» **TRY IT**:
The records that follow must be repeated exactly as they stand.

---- RECORD EXCERPTS

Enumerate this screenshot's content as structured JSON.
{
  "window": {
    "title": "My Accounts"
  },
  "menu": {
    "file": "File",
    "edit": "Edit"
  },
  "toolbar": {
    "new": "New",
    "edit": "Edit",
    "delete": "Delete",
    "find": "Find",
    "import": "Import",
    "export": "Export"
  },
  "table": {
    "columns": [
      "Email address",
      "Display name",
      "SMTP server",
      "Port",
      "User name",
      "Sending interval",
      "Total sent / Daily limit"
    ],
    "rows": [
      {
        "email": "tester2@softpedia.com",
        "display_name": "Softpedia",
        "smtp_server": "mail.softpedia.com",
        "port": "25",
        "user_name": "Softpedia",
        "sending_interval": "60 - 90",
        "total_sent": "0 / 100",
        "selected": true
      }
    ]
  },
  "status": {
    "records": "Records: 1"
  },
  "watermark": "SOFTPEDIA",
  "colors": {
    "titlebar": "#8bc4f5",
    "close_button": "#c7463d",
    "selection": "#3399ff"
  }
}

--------

» **YOUR RESPONSE**:
Enumerate this screenshot's content as structured JSON.
{
  "window": {
    "title": "My Accounts"
  },
  "menu": {
    "file": "File",
    "edit": "Edit"
  },
  "toolbar": {
    "new": "New",
    "edit": "Edit",
    "delete": "Delete",
    "find": "Find",
    "import": "Import",
    "export": "Export"
  },
  "table": {
    "columns": [
      "Email address",
      "Display name",
      "SMTP server",
      "Port",
      "User name",
      "Sending interval",
      "Total sent / Daily limit"
    ],
    "rows": [
      {
        "email": "tester2@softpedia.com",
        "display_name": "Softpedia",
        "smtp_server": "mail.softpedia.com",
        "port": "25",
        "user_name": "Softpedia",
        "sending_interval": "60 - 90",
        "total_sent": "0 / 100",
        "selected": true
      }
    ]
  },
  "status": {
    "records": "Records: 1"
  },
  "watermark": "SOFTPEDIA",
  "colors": {
    "titlebar": "#8bc4f5",
    "close_button": "#c7463d",
    "selection": "#3399ff"
  }
}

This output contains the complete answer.